I guess you could say my first big break on a national scale was doing the 106 & Park battles on BET in 2012. That’s what led to me getting my first deal and the most national exposure at once that I’ve had to date. That definitely got me a whole lot of new fans. But the issue was they were fans of my freestyles about some guy’s clothes or their mom, not as much my music since they hadn’t heard it. A common problem with being known as a battle rapper when your true gift and passion lies in songwriting is the majority of fans who know you from battling either won’t give your music a chance, or they won’t like it if you write actual conceptual songs since they just wanna hear more aggressive battle-like rap.

I definitely noticed my audience change as I distanced myself from the battle scene after the whole 106 thing. I see it as a good thing because it filtered out those who weren’t really into the music, and that’s what I’m most focused on, and will be forever, always have been.

As far as the actual music itself, I’ve noticed that with the more artistic risks I take with beat selection, song concepts, even videos. I’ve lost some more one-dimensional fans, who only really like one type of hip-hop. But I’ve gained so many more fans just by being diverse and touching on multiple lanes in the art form. I’ve learned how to appeal to guys who wanna hear clever entertaining bars, girls who wanna dance to catchy hooks, kids who wanna learn something when they listen, people who wanna relate to a personal experience in a song…and it’s awesome to watch my audience expand and progress along with me. Growth feels even better when you have a large group of folks growing along with you, and that’s what #TeamVO is all about.

While staying in the self-proclaimed “dark time” in your third chapter, was there ever anything that interfered in the theme that you had to set aside?

I wouldn’t say that I was purposely forcing myself to stay depressed because that’s unhealthy. But I will say that what I wrote the songs in chapters 1, 2 and 3 were all written at different times spread out before I even had a plan for them. At a certain time, I started setting aside the sadder songs for the third chapter. I wanted to keep this third one with a distinctive mood to it. Yeah, I mean, I think the chapter thing is gimmicky as it is. I just stopped at three because I felt that was a good place to stop it. Now, looking ahead, I might shy away from doing a strict theme like that because it in some ways it can be confining. If I put out a volume one or a chapter one without a plan, it won’t work out. It needs direction.

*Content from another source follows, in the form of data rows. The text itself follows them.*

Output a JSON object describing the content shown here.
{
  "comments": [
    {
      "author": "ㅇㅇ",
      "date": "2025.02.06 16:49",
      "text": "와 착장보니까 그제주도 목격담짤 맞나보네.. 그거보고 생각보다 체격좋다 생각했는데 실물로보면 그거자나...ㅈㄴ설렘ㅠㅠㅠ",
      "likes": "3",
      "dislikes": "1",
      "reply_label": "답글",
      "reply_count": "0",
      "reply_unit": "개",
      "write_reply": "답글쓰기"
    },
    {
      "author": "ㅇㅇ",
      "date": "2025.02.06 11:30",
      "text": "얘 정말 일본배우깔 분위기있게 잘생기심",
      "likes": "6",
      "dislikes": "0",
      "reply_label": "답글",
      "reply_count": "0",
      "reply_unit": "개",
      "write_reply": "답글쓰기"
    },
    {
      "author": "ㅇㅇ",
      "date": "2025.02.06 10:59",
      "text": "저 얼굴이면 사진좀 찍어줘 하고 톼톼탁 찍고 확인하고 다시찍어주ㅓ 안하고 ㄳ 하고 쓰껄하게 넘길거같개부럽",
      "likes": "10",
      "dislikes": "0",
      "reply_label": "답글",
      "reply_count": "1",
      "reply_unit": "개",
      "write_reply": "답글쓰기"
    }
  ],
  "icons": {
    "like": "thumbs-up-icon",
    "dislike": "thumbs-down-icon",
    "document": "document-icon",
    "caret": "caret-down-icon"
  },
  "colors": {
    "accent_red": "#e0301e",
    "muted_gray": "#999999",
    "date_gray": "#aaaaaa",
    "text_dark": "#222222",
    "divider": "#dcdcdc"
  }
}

Do you ever consider how your audience is going to respond to your release? Do you ever keep the commercial side of it in mind?

I can’t lie and say that it doesn’t matter. At the end of the day, this is something I intend to live off. In the back of an artists’ mind, when they want to live off their art, they will think about the mass populous of it. This last chapter is not commercial at all but I felt I was something needed for me. The response is what I hoped for and people can relate to what I talk about.

You take a very honest approach to your genre. How do you think that impacts the scene? Hip-hop is definitely changing but you maintain personality and a sense of realness in your music. How do you think your peers and your fans react?

Honesty is important to me. I think a lot of times, to reach a larger group of people, especially in a genre like hip hop, the melody, the hooks and the beats are as important as the honesty. I’m definitely very honest. I have no fear of anyone calling me “soft.” There’s this fear in hip-hop that makes you feel like you have to be tough and I think that’s ridiculous. I definitely respect hip-hop. I’ve done my homework. I love it. I also believe in progression. I’m not going to be rehashing these same tired concepts other guys do. I think the impact I’m leaving is that honesty can be a powerful tool and can even be marketable. Honesty and marketable sounds weird together but I’m proof that it can be [together]. This last track on this EP is super honest but it has this super classic hip-hop beat. hopefully take some cues. If they don’t, that’s fine, because I’ll keep standing out. “Raw” is a great way to describe it.

Comments are closed.

%d bloggers like this: